The numbers included $106.15 billion in initial public offerings (IPOs), SPACs, and secondary offerings, with the amount of money raised by SPACs alone soaring 20 times to $24.26 billion from a year earlier, the data showed.
Companies also raised nearly $439.9 billion in corporate debt in January, a 5% fall since the same period last year, but still the second largest January in 25 years.
A SPAC, a shell company that raises money in an IPO before later merging with a privately held company to take the latter public, has become many investors structure of choice over the past year.
January’s haul was already 30% of a total $79 billion raised by SPACs in the whole of 2020.
Traditional IPO volumes in the United States, however, remained higher than SPACs in January, hitting a 25-year high of $33.9 billion.
Some 47% new bond and share issues were US offerings in January this year, with China second with $23.96 billion.
Nasdaq was the clear winner among exchanges, with 167 issues raising $41.12 billion, followed by the New York Stock Exchange and the Hong Kong Exchange a close 3rd, with both raking in a little more than $18 billion respectively.
That was in stark contrast to European financial hubs London and Frankfurt, which raised $4.29 billion and $1.72 billion respectively.
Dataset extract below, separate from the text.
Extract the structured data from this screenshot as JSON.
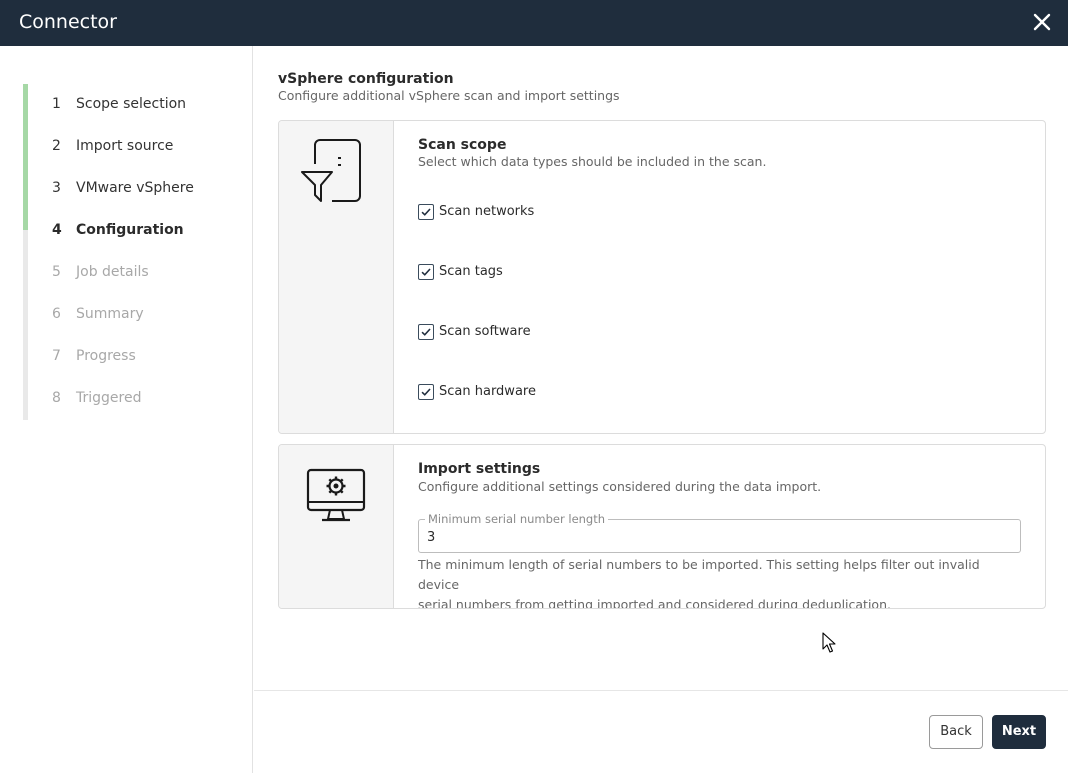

Chinese online video company Kuaishou Technology is the biggest IPO globally so far this year, raising $5.42 billion in Hong Kong, followed by Polish parcel locker business InPost SA which raised $3.40 billion in Amsterdam. – Rappler.com